This other interview I did was like, “How do you balance how much Wonder Years you put in the vocals?” My answer is just, “My voice is my voice!” I can’t sing with somebody else’s voice. That’s what is in my throat. I can try to affect it in different ways, but at the end of the day it’s still going to be me singing and I can’t shy away from that. I’m still going to do the things I think I’m good at. 

I agree! Your personality is naturally going to bleed into Aaron West. On We Don’t Have Each Other, you closed the album with “Going To Georgia” by The Mountain Goats – an amazing cover. If you were to close In Lieu of Flowers with a cover, what song would inspire you the most?

The thing about the head-canon and lore (it’s not pretty plain, but it’s in my brain about it), with “Going To Georgia” I always think that’s the song that came on the radio in “Runnin’ Scared” when he’s in his dad’s car and he’s like “Yeah! I will go to Georgia!” Maybe this is a boring answer, but it’s about that communal joy of playing music together. No one can orchestrate that better than the E Street Band. We did cover “Thunder Road,” but for this record it’s a little more of “Born To Run”.

I love that! That’s a good Jersey answer! Being a New Jersey magazine, could you tell us New Jersey’s importance to Aaron? Jersey is weaved throughout the entire record. If you could summarize New Jersey in the Aaron West story, how would you?

I think it’s a place of escapism to him. The first time you get it is when he’s hanging out in a friend’s yard. The first album, which is a decade old now, there’s a line that says, “I’m stuck on a memory of you dancing in a yard in North Jersey.” He and his wife lived in Brooklyn, they went to visit friends that lived in Jersey, and that is his happy memory. Then after the entire saga of We Don’t Have Each Other, we have Routine Maintenance. When he needs a place to settle down, he picks Asbury Park. It feels like a safe place for him, a little bit of a haven! I think that’s why we keep coming back to it, why we keep ending up in Asbury for these shows. It just feels like his natural resting place. 

That makes perfect sense. Being in New Jersey, the Asbury scene is so strong. You have huge bands and local bands that come in. For Aaron West to be painting houses in Asbury, like depicted on the second record, and then play a show at night, that’s believable. That’s what that scene is. 

Yeah! It felt really natural.

My last question for you is about a rumor floating around, and I’m curious to know the validity of it. Is it true that Fall Out Boy helped out on “Heaven’s Gate” from Sister Cities and you helped out during Fall Out Boy’s M A N I A cycle?

Half true! We were in the studio making Sister Cities. The funny thing is we were working on “Heaven’s Gate” this day, the day in question.
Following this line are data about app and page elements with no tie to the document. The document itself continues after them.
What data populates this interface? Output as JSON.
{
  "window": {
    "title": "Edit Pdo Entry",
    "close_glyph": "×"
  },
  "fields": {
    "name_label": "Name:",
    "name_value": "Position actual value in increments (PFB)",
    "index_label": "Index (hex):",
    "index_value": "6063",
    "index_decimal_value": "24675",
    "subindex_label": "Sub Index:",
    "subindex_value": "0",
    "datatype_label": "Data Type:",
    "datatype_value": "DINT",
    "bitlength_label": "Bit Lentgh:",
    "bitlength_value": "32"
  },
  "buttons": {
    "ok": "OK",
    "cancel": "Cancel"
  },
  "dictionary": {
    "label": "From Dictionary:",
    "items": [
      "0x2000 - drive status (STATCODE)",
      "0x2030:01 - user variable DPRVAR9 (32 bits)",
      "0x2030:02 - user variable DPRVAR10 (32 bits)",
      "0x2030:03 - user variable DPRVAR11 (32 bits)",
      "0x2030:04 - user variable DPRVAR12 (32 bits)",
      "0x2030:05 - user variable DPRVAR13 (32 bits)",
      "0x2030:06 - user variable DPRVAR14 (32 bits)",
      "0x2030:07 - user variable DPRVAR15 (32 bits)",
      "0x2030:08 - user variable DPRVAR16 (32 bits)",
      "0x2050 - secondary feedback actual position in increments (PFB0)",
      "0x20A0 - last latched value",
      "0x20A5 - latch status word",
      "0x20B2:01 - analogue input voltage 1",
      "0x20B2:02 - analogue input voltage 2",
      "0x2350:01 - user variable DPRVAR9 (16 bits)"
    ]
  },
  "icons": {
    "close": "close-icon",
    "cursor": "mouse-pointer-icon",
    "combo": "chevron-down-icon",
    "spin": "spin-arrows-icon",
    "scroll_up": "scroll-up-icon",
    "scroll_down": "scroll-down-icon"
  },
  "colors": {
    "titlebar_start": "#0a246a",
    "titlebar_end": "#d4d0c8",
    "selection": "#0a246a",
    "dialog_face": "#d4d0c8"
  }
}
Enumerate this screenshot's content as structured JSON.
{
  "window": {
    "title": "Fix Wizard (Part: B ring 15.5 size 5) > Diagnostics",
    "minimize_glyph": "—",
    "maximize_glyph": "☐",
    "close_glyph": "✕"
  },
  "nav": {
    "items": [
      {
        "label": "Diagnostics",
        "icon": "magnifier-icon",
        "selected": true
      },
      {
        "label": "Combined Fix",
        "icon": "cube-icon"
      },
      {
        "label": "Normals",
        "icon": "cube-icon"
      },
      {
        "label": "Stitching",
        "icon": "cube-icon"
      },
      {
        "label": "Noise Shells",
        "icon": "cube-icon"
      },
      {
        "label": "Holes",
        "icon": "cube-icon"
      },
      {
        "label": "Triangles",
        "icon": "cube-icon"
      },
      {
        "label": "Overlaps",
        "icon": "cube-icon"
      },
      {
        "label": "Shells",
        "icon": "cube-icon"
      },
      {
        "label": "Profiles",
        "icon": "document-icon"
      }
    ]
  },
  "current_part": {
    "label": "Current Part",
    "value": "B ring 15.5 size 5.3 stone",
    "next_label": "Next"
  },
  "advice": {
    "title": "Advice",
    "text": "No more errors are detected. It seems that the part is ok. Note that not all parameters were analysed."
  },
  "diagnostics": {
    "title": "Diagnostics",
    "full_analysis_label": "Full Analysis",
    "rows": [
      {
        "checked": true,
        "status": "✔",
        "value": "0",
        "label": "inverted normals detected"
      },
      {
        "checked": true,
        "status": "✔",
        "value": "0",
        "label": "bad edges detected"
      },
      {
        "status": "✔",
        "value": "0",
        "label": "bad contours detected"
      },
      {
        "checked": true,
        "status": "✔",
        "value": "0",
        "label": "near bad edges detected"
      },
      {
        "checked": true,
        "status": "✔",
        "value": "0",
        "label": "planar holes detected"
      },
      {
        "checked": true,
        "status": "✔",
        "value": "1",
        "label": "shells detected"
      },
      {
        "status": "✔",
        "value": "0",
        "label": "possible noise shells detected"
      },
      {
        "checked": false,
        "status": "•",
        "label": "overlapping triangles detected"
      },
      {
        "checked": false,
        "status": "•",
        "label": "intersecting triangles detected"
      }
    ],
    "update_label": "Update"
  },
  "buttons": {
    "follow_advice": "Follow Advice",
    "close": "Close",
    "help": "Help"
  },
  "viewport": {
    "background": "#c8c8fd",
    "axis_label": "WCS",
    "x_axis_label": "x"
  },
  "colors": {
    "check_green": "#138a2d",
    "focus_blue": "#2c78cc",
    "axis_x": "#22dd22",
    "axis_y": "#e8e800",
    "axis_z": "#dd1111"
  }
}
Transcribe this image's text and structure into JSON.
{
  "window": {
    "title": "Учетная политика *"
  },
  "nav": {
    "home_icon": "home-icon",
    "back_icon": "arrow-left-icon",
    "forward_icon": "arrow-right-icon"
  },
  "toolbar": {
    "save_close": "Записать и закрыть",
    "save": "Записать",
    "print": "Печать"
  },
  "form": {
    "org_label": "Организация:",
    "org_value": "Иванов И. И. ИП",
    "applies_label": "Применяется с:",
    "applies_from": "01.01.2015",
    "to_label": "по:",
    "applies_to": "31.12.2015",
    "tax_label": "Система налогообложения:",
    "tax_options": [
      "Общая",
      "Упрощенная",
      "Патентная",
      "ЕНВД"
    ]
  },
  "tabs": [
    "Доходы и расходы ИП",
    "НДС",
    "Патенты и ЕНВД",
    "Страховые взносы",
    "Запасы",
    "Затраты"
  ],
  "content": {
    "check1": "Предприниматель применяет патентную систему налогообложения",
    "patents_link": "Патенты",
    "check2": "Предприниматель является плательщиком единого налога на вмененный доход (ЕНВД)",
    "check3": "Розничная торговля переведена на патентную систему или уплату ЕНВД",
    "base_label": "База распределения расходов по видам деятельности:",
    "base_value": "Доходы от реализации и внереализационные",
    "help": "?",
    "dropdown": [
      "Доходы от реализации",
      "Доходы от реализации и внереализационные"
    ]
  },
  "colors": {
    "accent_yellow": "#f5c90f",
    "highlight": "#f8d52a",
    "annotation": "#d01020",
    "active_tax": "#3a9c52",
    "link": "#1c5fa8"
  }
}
Basically it’s Sunset Sound Studio, it has three rooms in it and the first room when you come inside is where we were working on Sister Cities with Joe Chiccarelli. The next room over it was Slipknot working on a new record. Then the third room (there’s a courtyard around them) was Dweezil Zappa working on a new record. I was in the courtyard. We would do a live take of the song, get the tempo feeling good, I would do a scratch vocal and then I would go live while they would track the instrument live again. I always went to the courtyard and shot hoops, put up free throws. Someone came out of Dweezil’s room and said, “Hey, are you a musician?” I said yes. “Are you here with a band?” Yeah, I was! “Well, we need someone to come in and do some stomps and claps in this song. Could you guys come over?” I grabbed the guys, went into the room, and said, “Hey, Dweezil needs up!” Everyone was like, “Cool! We’re doing some stomping and clapping on a Dweezil Zappa record!” We go over there and walk in and we see Andy Hurley from Fall Out Boy. What we didn’t realize was that Dweezil left the day before and they were doing drum overdubs for the M A N I A record. Even cooler! What are we working on? They start playing the song and the lyrics are, “Give me a boost over ‘Heaven’s Gate.'” I was like, “You’ve got to be fucking kidding me! We’re literally recording a song called ‘Heaven’s Gate’ two doors over!” In that chorus, the stomping and clapping is The Wonder Years! It was a crazy place to be to be making a record. You walk through the walls and it’s just Grammys and platinum records all over the place.